> _TASK GOAL_: Type every record exactly as it appears.

[Excerpts from an interface dataset]
* * * * * * *
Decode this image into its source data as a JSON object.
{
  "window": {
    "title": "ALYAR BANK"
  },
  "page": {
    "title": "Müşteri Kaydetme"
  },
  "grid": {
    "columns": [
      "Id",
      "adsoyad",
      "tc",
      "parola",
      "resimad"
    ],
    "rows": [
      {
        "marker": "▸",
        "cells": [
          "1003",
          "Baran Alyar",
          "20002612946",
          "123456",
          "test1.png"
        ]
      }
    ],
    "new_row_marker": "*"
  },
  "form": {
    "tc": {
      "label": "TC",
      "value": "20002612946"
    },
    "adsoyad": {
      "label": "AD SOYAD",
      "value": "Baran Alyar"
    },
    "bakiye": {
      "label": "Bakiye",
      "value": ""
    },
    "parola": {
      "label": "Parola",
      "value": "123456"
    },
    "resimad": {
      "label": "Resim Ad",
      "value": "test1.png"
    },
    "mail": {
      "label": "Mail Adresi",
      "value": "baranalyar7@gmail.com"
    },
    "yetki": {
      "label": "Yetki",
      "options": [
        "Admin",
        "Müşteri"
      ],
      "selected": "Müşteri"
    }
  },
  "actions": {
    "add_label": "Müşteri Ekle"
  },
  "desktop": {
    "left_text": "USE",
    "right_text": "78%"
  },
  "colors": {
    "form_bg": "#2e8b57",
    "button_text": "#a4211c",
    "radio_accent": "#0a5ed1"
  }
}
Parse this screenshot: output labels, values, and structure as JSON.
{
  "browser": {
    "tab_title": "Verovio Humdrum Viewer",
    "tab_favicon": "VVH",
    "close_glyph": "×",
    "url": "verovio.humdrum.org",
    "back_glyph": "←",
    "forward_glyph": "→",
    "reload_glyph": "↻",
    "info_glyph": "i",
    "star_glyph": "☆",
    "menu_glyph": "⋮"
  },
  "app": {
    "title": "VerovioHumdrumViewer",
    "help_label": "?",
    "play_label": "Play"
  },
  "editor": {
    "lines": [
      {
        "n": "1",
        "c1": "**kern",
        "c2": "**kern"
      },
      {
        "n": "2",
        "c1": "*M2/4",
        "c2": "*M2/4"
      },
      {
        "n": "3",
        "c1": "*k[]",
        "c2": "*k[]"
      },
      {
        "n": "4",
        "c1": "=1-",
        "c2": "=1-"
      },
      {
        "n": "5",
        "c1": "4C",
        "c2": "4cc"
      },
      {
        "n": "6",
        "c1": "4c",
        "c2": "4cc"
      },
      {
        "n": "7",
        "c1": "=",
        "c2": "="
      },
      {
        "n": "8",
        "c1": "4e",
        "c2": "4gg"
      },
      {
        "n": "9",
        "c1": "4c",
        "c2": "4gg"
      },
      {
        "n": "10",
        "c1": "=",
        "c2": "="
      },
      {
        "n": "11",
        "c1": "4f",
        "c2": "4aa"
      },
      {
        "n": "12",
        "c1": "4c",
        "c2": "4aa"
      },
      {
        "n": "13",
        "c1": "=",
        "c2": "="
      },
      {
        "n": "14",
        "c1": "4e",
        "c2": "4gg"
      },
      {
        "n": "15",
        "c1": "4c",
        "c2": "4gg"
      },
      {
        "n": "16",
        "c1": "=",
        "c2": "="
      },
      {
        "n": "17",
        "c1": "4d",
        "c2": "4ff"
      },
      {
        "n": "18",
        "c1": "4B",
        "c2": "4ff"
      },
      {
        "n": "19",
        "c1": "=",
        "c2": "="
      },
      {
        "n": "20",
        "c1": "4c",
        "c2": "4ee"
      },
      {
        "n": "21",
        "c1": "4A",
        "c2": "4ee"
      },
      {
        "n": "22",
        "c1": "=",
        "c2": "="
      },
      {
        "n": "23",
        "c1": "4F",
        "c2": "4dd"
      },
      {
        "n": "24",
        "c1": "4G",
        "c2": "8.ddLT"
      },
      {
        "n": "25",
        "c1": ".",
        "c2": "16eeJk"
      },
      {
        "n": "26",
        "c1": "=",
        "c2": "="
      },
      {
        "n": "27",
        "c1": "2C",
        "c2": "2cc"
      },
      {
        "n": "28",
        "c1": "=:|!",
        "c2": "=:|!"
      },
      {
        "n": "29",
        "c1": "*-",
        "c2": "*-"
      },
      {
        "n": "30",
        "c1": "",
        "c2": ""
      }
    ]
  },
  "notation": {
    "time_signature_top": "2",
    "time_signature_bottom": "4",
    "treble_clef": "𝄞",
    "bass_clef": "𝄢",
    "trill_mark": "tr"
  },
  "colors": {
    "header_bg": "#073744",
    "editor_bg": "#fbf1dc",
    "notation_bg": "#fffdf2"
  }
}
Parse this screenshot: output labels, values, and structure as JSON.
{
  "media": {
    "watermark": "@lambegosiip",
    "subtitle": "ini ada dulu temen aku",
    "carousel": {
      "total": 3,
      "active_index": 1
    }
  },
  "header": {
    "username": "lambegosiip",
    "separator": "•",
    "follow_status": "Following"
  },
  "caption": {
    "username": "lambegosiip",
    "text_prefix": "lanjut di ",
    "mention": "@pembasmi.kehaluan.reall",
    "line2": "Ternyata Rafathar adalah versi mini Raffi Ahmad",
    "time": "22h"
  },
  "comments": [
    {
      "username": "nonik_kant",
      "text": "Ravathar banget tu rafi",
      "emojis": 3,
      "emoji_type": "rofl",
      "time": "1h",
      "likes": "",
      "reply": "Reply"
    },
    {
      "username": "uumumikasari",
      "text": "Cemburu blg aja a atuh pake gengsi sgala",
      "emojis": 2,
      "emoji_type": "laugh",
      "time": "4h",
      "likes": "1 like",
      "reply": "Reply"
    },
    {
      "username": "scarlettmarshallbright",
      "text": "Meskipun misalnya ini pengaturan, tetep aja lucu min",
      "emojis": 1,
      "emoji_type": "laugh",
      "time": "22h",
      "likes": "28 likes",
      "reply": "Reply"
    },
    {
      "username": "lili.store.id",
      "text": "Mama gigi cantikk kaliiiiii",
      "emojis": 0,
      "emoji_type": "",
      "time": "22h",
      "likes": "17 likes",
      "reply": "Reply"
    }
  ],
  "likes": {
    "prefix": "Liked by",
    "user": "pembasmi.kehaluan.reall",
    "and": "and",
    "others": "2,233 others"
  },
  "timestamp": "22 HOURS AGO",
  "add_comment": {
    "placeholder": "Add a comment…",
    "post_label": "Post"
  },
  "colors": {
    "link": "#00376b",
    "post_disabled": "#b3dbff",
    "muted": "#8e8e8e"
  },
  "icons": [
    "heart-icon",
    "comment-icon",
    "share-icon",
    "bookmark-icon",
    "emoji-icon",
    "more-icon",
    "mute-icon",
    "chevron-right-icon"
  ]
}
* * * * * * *
> _RESULT BELOW_:
Decode this image into its source data as a JSON object.
{
  "window": {
    "title": "ALYAR BANK"
  },
  "page": {
    "title": "Müşteri Kaydetme"
  },
  "grid": {
    "columns": [
      "Id",
      "adsoyad",
      "tc",
      "parola",
      "resimad"
    ],
    "rows": [
      {
        "marker": "▸",
        "cells": [
          "1003",
          "Baran Alyar",
          "20002612946",
          "123456",
          "test1.png"
        ]
      }
    ],
    "new_row_marker": "*"
  },
  "form": {
    "tc": {
      "label": "TC",
      "value": "20002612946"
    },
    "adsoyad": {
      "label": "AD SOYAD",
      "value": "Baran Alyar"
    },
    "bakiye": {
      "label": "Bakiye",
      "value": ""
    },
    "parola": {
      "label": "Parola",
      "value": "123456"
    },
    "resimad": {
      "label": "Resim Ad",
      "value": "test1.png"
    },
    "mail": {
      "label": "Mail Adresi",
      "value": "baranalyar7@gmail.com"
    },
    "yetki": {
      "label": "Yetki",
      "options": [
        "Admin",
        "Müşteri"
      ],
      "selected": "Müşteri"
    }
  },
  "actions": {
    "add_label": "Müşteri Ekle"
  },
  "desktop": {
    "left_text": "USE",
    "right_text": "78%"
  },
  "colors": {
    "form_bg": "#2e8b57",
    "button_text": "#a4211c",
    "radio_accent": "#0a5ed1"
  }
}
Parse this screenshot: output labels, values, and structure as JSON.
{
  "browser": {
    "tab_title": "Verovio Humdrum Viewer",
    "tab_favicon": "VVH",
    "close_glyph": "×",
    "url": "verovio.humdrum.org",
    "back_glyph": "←",
    "forward_glyph": "→",
    "reload_glyph": "↻",
    "info_glyph": "i",
    "star_glyph": "☆",
    "menu_glyph": "⋮"
  },
  "app": {
    "title": "VerovioHumdrumViewer",
    "help_label": "?",
    "play_label": "Play"
  },
  "editor": {
    "lines": [
      {
        "n": "1",
        "c1": "**kern",
        "c2": "**kern"
      },
      {
        "n": "2",
        "c1": "*M2/4",
        "c2": "*M2/4"
      },
      {
        "n": "3",
        "c1": "*k[]",
        "c2": "*k[]"
      },
      {
        "n": "4",
        "c1": "=1-",
        "c2": "=1-"
      },
      {
        "n": "5",
        "c1": "4C",
        "c2": "4cc"
      },
      {
        "n": "6",
        "c1": "4c",
        "c2": "4cc"
      },
      {
        "n": "7",
        "c1": "=",
        "c2": "="
      },
      {
        "n": "8",
        "c1": "4e",
        "c2": "4gg"
      },
      {
        "n": "9",
        "c1": "4c",
        "c2": "4gg"
      },
      {
        "n": "10",
        "c1": "=",
        "c2": "="
      },
      {
        "n": "11",
        "c1": "4f",
        "c2": "4aa"
      },
      {
        "n": "12",
        "c1": "4c",
        "c2": "4aa"
      },
      {
        "n": "13",
        "c1": "=",
        "c2": "="
      },
      {
        "n": "14",
        "c1": "4e",
        "c2": "4gg"
      },
      {
        "n": "15",
        "c1": "4c",
        "c2": "4gg"
      },
      {
        "n": "16",
        "c1": "=",
        "c2": "="
      },
      {
        "n": "17",
        "c1": "4d",
        "c2": "4ff"
      },
      {
        "n": "18",
        "c1": "4B",
        "c2": "4ff"
      },
      {
        "n": "19",
        "c1": "=",
        "c2": "="
      },
      {
        "n": "20",
        "c1": "4c",
        "c2": "4ee"
      },
      {
        "n": "21",
        "c1": "4A",
        "c2": "4ee"
      },
      {
        "n": "22",
        "c1": "=",
        "c2": "="
      },
      {
        "n": "23",
        "c1": "4F",
        "c2": "4dd"
      },
      {
        "n": "24",
        "c1": "4G",
        "c2": "8.ddLT"
      },
      {
        "n": "25",
        "c1": ".",
        "c2": "16eeJk"
      },
      {
        "n": "26",
        "c1": "=",
        "c2": "="
      },
      {
        "n": "27",
        "c1": "2C",
        "c2": "2cc"
      },
      {
        "n": "28",
        "c1": "=:|!",
        "c2": "=:|!"
      },
      {
        "n": "29",
        "c1": "*-",
        "c2": "*-"
      },
      {
        "n": "30",
        "c1": "",
        "c2": ""
      }
    ]
  },
  "notation": {
    "time_signature_top": "2",
    "time_signature_bottom": "4",
    "treble_clef": "𝄞",
    "bass_clef": "𝄢",
    "trill_mark": "tr"
  },
  "colors": {
    "header_bg": "#073744",
    "editor_bg": "#fbf1dc",
    "notation_bg": "#fffdf2"
  }
}
Parse this screenshot: output labels, values, and structure as JSON.
{
  "media": {
    "watermark": "@lambegosiip",
    "subtitle": "ini ada dulu temen aku",
    "carousel": {
      "total": 3,
      "active_index": 1
    }
  },
  "header": {
    "username": "lambegosiip",
    "separator": "•",
    "follow_status": "Following"
  },
  "caption": {
    "username": "lambegosiip",
    "text_prefix": "lanjut di ",
    "mention": "@pembasmi.kehaluan.reall",
    "line2": "Ternyata Rafathar adalah versi mini Raffi Ahmad",
    "time": "22h"
  },
  "comments": [
    {
      "username": "nonik_kant",
      "text": "Ravathar banget tu rafi",
      "emojis": 3,
      "emoji_type": "rofl",
      "time": "1h",
      "likes": "",
      "reply": "Reply"
    },
    {
      "username": "uumumikasari",
      "text": "Cemburu blg aja a atuh pake gengsi sgala",
      "emojis": 2,
      "emoji_type": "laugh",
      "time": "4h",
      "likes": "1 like",
      "reply": "Reply"
    },
    {
      "username": "scarlettmarshallbright",
      "text": "Meskipun misalnya ini pengaturan, tetep aja lucu min",
      "emojis": 1,
      "emoji_type": "laugh",
      "time": "22h",
      "likes": "28 likes",
      "reply": "Reply"
    },
    {
      "username": "lili.store.id",
      "text": "Mama gigi cantikk kaliiiiii",
      "emojis": 0,
      "emoji_type": "",
      "time": "22h",
      "likes": "17 likes",
      "reply": "Reply"
    }
  ],
  "likes": {
    "prefix": "Liked by",
    "user": "pembasmi.kehaluan.reall",
    "and": "and",
    "others": "2,233 others"
  },
  "timestamp": "22 HOURS AGO",
  "add_comment": {
    "placeholder": "Add a comment…",
    "post_label": "Post"
  },
  "colors": {
    "link": "#00376b",
    "post_disabled": "#b3dbff",
    "muted": "#8e8e8e"
  },
  "icons": [
    "heart-icon",
    "comment-icon",
    "share-icon",
    "bookmark-icon",
    "emoji-icon",
    "more-icon",
    "mute-icon",
    "chevron-right-icon"
  ]
}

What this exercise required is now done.